(Beginning of Source data)

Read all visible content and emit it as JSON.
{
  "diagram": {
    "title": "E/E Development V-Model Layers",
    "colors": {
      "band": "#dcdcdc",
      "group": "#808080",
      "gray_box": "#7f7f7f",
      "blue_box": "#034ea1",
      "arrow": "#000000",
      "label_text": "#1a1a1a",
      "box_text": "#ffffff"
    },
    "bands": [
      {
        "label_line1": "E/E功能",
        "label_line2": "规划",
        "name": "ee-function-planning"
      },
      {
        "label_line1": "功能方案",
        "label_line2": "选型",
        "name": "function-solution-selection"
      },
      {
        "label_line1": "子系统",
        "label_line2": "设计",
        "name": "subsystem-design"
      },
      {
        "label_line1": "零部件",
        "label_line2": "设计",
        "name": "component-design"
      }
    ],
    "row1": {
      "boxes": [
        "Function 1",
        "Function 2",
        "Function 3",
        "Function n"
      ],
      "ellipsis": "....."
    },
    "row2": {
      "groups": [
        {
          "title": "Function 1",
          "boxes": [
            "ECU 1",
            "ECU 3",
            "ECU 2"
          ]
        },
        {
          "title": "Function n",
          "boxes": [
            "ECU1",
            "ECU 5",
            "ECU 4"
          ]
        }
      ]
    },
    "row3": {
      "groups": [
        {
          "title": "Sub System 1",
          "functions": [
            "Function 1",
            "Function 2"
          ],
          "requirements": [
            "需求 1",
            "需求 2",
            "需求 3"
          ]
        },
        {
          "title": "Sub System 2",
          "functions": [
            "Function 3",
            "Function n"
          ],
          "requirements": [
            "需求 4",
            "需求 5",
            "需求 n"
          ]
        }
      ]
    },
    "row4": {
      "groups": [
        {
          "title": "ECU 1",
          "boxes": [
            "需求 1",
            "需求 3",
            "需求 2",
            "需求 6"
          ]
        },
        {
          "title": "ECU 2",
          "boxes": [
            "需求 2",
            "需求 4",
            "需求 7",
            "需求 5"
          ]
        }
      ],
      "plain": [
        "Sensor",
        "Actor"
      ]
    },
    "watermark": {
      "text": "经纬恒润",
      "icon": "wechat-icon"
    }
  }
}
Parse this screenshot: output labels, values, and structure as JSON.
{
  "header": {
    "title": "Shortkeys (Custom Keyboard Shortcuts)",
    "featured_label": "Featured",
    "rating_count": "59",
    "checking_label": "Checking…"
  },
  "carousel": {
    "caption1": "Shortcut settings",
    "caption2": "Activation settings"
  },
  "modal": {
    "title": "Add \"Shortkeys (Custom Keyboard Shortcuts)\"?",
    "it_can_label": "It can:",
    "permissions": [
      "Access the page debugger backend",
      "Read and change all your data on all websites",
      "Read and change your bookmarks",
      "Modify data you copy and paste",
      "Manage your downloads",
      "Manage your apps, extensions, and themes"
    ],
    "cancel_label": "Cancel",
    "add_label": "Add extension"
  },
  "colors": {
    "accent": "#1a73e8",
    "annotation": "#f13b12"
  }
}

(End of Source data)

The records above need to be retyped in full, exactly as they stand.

Read all visible content and emit it as JSON.
{
  "diagram": {
    "title": "E/E Development V-Model Layers",
    "colors": {
      "band": "#dcdcdc",
      "group": "#808080",
      "gray_box": "#7f7f7f",
      "blue_box": "#034ea1",
      "arrow": "#000000",
      "label_text": "#1a1a1a",
      "box_text": "#ffffff"
    },
    "bands": [
      {
        "label_line1": "E/E功能",
        "label_line2": "规划",
        "name": "ee-function-planning"
      },
      {
        "label_line1": "功能方案",
        "label_line2": "选型",
        "name": "function-solution-selection"
      },
      {
        "label_line1": "子系统",
        "label_line2": "设计",
        "name": "subsystem-design"
      },
      {
        "label_line1": "零部件",
        "label_line2": "设计",
        "name": "component-design"
      }
    ],
    "row1": {
      "boxes": [
        "Function 1",
        "Function 2",
        "Function 3",
        "Function n"
      ],
      "ellipsis": "....."
    },
    "row2": {
      "groups": [
        {
          "title": "Function 1",
          "boxes": [
            "ECU 1",
            "ECU 3",
            "ECU 2"
          ]
        },
        {
          "title": "Function n",
          "boxes": [
            "ECU1",
            "ECU 5",
            "ECU 4"
          ]
        }
      ]
    },
    "row3": {
      "groups": [
        {
          "title": "Sub System 1",
          "functions": [
            "Function 1",
            "Function 2"
          ],
          "requirements": [
            "需求 1",
            "需求 2",
            "需求 3"
          ]
        },
        {
          "title": "Sub System 2",
          "functions": [
            "Function 3",
            "Function n"
          ],
          "requirements": [
            "需求 4",
            "需求 5",
            "需求 n"
          ]
        }
      ]
    },
    "row4": {
      "groups": [
        {
          "title": "ECU 1",
          "boxes": [
            "需求 1",
            "需求 3",
            "需求 2",
            "需求 6"
          ]
        },
        {
          "title": "ECU 2",
          "boxes": [
            "需求 2",
            "需求 4",
            "需求 7",
            "需求 5"
          ]
        }
      ],
      "plain": [
        "Sensor",
        "Actor"
      ]
    },
    "watermark": {
      "text": "经纬恒润",
      "icon": "wechat-icon"
    }
  }
}
Parse this screenshot: output labels, values, and structure as JSON.
{
  "header": {
    "title": "Shortkeys (Custom Keyboard Shortcuts)",
    "featured_label": "Featured",
    "rating_count": "59",
    "checking_label": "Checking…"
  },
  "carousel": {
    "caption1": "Shortcut settings",
    "caption2": "Activation settings"
  },
  "modal": {
    "title": "Add \"Shortkeys (Custom Keyboard Shortcuts)\"?",
    "it_can_label": "It can:",
    "permissions": [
      "Access the page debugger backend",
      "Read and change all your data on all websites",
      "Read and change your bookmarks",
      "Modify data you copy and paste",
      "Manage your downloads",
      "Manage your apps, extensions, and themes"
    ],
    "cancel_label": "Cancel",
    "add_label": "Add extension"
  },
  "colors": {
    "accent": "#1a73e8",
    "annotation": "#f13b12"
  }
}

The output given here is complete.